App and web page records:
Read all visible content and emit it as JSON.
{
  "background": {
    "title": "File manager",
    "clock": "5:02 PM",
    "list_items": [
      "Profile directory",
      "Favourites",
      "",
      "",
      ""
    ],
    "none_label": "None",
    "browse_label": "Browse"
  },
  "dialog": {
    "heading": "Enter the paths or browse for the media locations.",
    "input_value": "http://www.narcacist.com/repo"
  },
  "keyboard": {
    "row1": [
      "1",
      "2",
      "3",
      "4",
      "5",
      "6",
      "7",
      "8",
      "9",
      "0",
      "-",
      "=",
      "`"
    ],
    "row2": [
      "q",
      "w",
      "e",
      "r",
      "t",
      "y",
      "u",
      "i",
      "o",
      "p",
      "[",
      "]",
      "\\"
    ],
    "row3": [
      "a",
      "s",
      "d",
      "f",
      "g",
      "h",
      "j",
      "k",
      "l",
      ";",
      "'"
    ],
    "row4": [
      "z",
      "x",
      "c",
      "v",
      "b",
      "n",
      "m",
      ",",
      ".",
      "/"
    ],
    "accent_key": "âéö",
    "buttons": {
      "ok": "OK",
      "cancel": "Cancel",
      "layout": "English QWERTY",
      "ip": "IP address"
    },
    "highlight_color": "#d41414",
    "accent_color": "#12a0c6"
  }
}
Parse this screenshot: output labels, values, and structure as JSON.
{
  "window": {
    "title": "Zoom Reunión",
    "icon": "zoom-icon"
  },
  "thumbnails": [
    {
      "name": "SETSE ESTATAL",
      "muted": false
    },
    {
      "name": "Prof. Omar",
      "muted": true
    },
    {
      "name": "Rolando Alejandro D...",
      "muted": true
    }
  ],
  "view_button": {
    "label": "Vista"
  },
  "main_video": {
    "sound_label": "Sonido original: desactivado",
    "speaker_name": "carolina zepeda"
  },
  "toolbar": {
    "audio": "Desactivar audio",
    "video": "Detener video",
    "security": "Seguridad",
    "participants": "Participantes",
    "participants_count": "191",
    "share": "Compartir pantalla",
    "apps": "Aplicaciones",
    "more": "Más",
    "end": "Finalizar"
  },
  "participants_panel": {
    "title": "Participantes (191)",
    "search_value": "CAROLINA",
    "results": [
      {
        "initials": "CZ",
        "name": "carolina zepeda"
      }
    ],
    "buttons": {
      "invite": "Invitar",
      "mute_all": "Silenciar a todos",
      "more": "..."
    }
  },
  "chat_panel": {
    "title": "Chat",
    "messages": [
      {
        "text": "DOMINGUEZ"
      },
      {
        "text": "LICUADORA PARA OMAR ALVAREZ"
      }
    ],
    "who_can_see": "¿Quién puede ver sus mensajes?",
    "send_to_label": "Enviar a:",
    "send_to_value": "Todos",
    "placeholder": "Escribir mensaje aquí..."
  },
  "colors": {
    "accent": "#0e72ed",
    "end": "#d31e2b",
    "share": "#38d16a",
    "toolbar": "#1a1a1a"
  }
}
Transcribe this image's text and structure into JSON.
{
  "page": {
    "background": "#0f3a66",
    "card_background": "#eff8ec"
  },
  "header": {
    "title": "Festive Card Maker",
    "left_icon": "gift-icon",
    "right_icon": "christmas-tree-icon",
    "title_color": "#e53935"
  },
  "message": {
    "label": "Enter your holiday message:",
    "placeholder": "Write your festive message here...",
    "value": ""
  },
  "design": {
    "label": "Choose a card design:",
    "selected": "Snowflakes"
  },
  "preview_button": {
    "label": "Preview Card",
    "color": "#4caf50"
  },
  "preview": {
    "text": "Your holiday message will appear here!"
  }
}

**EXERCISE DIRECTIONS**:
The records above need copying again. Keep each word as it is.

**THE COMPLETED TASK**:
Read all visible content and emit it as JSON.
{
  "background": {
    "title": "File manager",
    "clock": "5:02 PM",
    "list_items": [
      "Profile directory",
      "Favourites",
      "",
      "",
      ""
    ],
    "none_label": "None",
    "browse_label": "Browse"
  },
  "dialog": {
    "heading": "Enter the paths or browse for the media locations.",
    "input_value": "http://www.narcacist.com/repo"
  },
  "keyboard": {
    "row1": [
      "1",
      "2",
      "3",
      "4",
      "5",
      "6",
      "7",
      "8",
      "9",
      "0",
      "-",
      "=",
      "`"
    ],
    "row2": [
      "q",
      "w",
      "e",
      "r",
      "t",
      "y",
      "u",
      "i",
      "o",
      "p",
      "[",
      "]",
      "\\"
    ],
    "row3": [
      "a",
      "s",
      "d",
      "f",
      "g",
      "h",
      "j",
      "k",
      "l",
      ";",
      "'"
    ],
    "row4": [
      "z",
      "x",
      "c",
      "v",
      "b",
      "n",
      "m",
      ",",
      ".",
      "/"
    ],
    "accent_key": "âéö",
    "buttons": {
      "ok": "OK",
      "cancel": "Cancel",
      "layout": "English QWERTY",
      "ip": "IP address"
    },
    "highlight_color": "#d41414",
    "accent_color": "#12a0c6"
  }
}
Parse this screenshot: output labels, values, and structure as JSON.
{
  "window": {
    "title": "Zoom Reunión",
    "icon": "zoom-icon"
  },
  "thumbnails": [
    {
      "name": "SETSE ESTATAL",
      "muted": false
    },
    {
      "name": "Prof. Omar",
      "muted": true
    },
    {
      "name": "Rolando Alejandro D...",
      "muted": true
    }
  ],
  "view_button": {
    "label": "Vista"
  },
  "main_video": {
    "sound_label": "Sonido original: desactivado",
    "speaker_name": "carolina zepeda"
  },
  "toolbar": {
    "audio": "Desactivar audio",
    "video": "Detener video",
    "security": "Seguridad",
    "participants": "Participantes",
    "participants_count": "191",
    "share": "Compartir pantalla",
    "apps": "Aplicaciones",
    "more": "Más",
    "end": "Finalizar"
  },
  "participants_panel": {
    "title": "Participantes (191)",
    "search_value": "CAROLINA",
    "results": [
      {
        "initials": "CZ",
        "name": "carolina zepeda"
      }
    ],
    "buttons": {
      "invite": "Invitar",
      "mute_all": "Silenciar a todos",
      "more": "..."
    }
  },
  "chat_panel": {
    "title": "Chat",
    "messages": [
      {
        "text": "DOMINGUEZ"
      },
      {
        "text": "LICUADORA PARA OMAR ALVAREZ"
      }
    ],
    "who_can_see": "¿Quién puede ver sus mensajes?",
    "send_to_label": "Enviar a:",
    "send_to_value": "Todos",
    "placeholder": "Escribir mensaje aquí..."
  },
  "colors": {
    "accent": "#0e72ed",
    "end": "#d31e2b",
    "share": "#38d16a",
    "toolbar": "#1a1a1a"
  }
}
Transcribe this image's text and structure into JSON.
{
  "page": {
    "background": "#0f3a66",
    "card_background": "#eff8ec"
  },
  "header": {
    "title": "Festive Card Maker",
    "left_icon": "gift-icon",
    "right_icon": "christmas-tree-icon",
    "title_color": "#e53935"
  },
  "message": {
    "label": "Enter your holiday message:",
    "placeholder": "Write your festive message here...",
    "value": ""
  },
  "design": {
    "label": "Choose a card design:",
    "selected": "Snowflakes"
  },
  "preview_button": {
    "label": "Preview Card",
    "color": "#4caf50"
  },
  "preview": {
    "text": "Your holiday message will appear here!"
  }
}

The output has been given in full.